3. Augmented and Virtual Reality
As your manufacturing labor workers are asked to handle new processes and technology, they will likely need additional training and support to successfully perform in these evolving roles. Augmented and virtual reality give global manufacturing brands the ability to deliver effective training and support to workers around the world, while also improving quality assurance, compliance, and consistency in these processes.
AR and VR, for example, can be used to train workers on new processes, such as maintenance tasks or even how to use a new piece of equipment. This can be a safer option than learning on actual manufacturing equipment, where an accident could create the risk of injury and/or financial loss for the company.
In cases where specialized maintenance is required, trained technicians can also use AR and VR to provide remote support for workers to make sure the right procedures are carried out. Laborers can be taught new skills while also reducing unnecessary errors—all of which support efficient, forward-thinking manufacturing operations.

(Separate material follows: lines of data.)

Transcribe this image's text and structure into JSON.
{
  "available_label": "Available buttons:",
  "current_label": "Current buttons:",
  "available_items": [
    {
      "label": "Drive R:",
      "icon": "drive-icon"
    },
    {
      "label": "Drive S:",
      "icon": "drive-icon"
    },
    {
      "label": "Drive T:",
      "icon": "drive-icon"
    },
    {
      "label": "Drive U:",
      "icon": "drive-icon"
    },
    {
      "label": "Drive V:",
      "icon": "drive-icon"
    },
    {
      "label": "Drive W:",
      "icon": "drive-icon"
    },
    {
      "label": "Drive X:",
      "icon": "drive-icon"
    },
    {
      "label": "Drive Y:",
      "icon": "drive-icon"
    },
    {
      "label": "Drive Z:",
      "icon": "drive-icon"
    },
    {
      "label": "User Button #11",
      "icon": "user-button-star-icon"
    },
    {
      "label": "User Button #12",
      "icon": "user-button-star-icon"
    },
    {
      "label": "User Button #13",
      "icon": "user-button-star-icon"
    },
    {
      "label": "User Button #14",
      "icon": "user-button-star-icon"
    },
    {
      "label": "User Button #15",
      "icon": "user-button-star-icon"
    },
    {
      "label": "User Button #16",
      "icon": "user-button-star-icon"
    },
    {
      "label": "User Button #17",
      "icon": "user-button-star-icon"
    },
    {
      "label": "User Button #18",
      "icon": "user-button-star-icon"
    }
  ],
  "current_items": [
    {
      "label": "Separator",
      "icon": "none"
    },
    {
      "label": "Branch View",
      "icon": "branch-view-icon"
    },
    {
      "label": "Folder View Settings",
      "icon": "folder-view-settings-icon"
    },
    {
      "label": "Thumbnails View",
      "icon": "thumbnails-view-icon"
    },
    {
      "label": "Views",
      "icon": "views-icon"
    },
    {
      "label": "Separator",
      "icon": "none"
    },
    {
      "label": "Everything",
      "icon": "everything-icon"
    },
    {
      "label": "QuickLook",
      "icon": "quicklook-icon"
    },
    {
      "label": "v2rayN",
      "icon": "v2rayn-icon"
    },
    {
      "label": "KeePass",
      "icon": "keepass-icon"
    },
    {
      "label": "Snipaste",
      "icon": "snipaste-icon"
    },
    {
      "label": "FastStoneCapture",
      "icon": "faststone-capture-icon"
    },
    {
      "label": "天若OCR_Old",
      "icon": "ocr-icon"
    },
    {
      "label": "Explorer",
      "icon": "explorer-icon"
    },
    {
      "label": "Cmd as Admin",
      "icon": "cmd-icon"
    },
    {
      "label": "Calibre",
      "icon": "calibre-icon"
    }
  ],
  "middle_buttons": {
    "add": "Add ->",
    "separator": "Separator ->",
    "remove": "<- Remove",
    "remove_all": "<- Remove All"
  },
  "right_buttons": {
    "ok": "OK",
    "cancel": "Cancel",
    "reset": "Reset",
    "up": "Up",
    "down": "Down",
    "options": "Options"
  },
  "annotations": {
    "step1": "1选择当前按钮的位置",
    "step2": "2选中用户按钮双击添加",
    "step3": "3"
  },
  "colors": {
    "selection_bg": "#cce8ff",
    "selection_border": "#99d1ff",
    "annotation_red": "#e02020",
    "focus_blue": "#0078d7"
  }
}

Managing change across a multinational company requires clear communication across both geopolitical lines and language barriers. A language service provider can help you create training materials and other business assets that streamline digital transformation across your organization. Contact Protranslating today to find out how.